→ **ACTIVITY**:
Whenever a line in the data below includes the string "RETO", copy it out.

(Stored entries)
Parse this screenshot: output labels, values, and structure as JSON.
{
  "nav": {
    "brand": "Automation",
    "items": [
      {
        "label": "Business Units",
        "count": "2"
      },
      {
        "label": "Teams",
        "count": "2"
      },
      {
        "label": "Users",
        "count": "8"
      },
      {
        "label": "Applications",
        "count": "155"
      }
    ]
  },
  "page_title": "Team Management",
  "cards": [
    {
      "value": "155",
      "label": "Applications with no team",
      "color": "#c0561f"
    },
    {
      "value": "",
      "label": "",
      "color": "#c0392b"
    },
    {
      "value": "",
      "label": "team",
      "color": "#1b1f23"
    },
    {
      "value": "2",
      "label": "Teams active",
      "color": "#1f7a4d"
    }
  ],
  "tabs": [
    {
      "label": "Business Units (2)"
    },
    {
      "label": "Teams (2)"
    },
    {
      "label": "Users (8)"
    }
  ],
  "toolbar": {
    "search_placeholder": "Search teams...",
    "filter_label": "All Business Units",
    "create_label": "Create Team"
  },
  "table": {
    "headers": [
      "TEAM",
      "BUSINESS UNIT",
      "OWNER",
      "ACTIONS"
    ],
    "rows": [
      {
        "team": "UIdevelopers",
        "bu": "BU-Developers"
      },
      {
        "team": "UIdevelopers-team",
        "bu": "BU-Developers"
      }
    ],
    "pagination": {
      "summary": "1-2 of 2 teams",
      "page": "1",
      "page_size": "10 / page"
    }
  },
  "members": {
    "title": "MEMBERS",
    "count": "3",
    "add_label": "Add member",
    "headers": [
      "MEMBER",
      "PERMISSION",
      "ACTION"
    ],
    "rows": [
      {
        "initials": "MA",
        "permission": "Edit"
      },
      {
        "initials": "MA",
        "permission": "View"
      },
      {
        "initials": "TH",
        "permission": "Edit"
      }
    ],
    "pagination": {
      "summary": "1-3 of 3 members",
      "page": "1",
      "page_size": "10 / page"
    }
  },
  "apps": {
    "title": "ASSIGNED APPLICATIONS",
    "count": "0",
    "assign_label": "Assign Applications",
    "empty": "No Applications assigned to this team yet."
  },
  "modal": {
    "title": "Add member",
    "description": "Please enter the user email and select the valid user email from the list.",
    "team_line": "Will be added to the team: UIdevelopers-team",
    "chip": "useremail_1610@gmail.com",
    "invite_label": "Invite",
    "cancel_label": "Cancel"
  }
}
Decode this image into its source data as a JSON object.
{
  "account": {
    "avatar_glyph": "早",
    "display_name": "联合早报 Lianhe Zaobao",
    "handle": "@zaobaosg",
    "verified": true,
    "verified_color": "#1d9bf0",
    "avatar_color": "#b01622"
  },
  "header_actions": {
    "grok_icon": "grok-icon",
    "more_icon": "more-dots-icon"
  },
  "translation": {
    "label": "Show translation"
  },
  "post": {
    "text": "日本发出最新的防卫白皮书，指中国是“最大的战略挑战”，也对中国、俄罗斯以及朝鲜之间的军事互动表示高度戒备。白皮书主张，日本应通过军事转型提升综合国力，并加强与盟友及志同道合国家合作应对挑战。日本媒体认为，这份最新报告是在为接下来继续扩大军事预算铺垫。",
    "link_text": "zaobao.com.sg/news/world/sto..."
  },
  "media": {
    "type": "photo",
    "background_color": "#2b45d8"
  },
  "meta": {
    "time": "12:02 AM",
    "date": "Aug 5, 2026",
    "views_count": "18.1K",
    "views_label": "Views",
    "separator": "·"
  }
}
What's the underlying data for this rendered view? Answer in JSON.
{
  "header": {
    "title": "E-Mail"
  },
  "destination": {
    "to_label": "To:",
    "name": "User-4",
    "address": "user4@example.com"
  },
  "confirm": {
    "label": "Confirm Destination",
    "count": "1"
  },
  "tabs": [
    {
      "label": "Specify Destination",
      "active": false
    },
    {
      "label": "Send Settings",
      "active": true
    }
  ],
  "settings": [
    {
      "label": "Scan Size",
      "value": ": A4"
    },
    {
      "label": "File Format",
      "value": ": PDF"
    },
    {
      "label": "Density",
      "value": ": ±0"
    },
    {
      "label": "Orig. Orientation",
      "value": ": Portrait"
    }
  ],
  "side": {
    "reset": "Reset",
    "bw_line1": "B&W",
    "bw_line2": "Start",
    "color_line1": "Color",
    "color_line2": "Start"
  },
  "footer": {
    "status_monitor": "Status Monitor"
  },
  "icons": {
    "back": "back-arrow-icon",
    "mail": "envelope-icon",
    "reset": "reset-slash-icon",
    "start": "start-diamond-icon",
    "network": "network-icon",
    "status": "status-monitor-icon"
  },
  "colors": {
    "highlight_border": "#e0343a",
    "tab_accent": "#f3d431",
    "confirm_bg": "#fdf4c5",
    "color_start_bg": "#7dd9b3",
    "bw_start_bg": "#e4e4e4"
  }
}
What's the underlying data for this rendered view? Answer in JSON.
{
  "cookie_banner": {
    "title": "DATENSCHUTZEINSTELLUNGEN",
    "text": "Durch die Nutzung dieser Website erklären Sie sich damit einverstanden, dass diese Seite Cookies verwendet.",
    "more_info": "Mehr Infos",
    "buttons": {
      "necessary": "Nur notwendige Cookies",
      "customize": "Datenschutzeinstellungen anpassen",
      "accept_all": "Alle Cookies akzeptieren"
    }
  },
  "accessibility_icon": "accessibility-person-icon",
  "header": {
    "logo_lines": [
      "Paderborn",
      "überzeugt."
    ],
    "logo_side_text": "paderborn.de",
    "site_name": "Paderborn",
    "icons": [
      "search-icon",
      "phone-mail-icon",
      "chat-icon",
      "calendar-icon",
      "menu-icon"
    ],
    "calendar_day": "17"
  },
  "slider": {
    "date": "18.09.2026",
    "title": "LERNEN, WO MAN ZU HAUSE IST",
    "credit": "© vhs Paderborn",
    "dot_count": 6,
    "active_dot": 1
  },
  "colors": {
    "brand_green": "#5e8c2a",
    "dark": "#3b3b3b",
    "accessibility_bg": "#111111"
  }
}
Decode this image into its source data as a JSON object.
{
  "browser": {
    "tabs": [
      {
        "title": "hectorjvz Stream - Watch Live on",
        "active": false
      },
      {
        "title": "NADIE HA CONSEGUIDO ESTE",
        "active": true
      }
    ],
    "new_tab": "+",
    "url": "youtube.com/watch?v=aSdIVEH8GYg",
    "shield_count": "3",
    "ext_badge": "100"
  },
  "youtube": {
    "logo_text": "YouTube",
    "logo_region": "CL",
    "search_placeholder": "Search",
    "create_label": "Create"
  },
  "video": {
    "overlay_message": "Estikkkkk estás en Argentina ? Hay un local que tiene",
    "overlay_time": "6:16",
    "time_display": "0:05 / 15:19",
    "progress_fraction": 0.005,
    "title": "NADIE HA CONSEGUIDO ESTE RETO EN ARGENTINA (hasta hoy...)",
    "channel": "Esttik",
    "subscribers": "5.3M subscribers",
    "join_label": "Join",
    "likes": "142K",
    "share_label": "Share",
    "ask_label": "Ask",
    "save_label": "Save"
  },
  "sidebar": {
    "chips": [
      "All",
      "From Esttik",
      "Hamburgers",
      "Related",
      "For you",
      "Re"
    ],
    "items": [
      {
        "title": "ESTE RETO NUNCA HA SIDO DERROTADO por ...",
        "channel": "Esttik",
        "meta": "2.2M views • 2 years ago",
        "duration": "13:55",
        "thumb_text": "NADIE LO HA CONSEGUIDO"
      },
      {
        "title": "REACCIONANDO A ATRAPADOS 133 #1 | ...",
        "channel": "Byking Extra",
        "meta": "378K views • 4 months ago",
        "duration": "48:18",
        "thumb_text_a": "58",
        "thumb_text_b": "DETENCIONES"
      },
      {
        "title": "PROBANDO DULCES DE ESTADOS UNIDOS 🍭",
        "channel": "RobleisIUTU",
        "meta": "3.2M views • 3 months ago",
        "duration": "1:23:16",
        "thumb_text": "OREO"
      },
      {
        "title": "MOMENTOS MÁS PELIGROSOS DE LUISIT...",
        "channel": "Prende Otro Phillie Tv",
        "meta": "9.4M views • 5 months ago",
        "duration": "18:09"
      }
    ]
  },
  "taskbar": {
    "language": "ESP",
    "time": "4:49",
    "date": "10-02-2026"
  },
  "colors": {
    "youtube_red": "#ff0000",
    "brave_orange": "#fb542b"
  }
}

→ **EXERCISE SOLUTION**:
    "title": "NADIE HA CONSEGUIDO ESTE RETO EN ARGENTINA (hasta hoy...)",
        "title": "ESTE RETO NUNCA HA SIDO DERROTADO por ...",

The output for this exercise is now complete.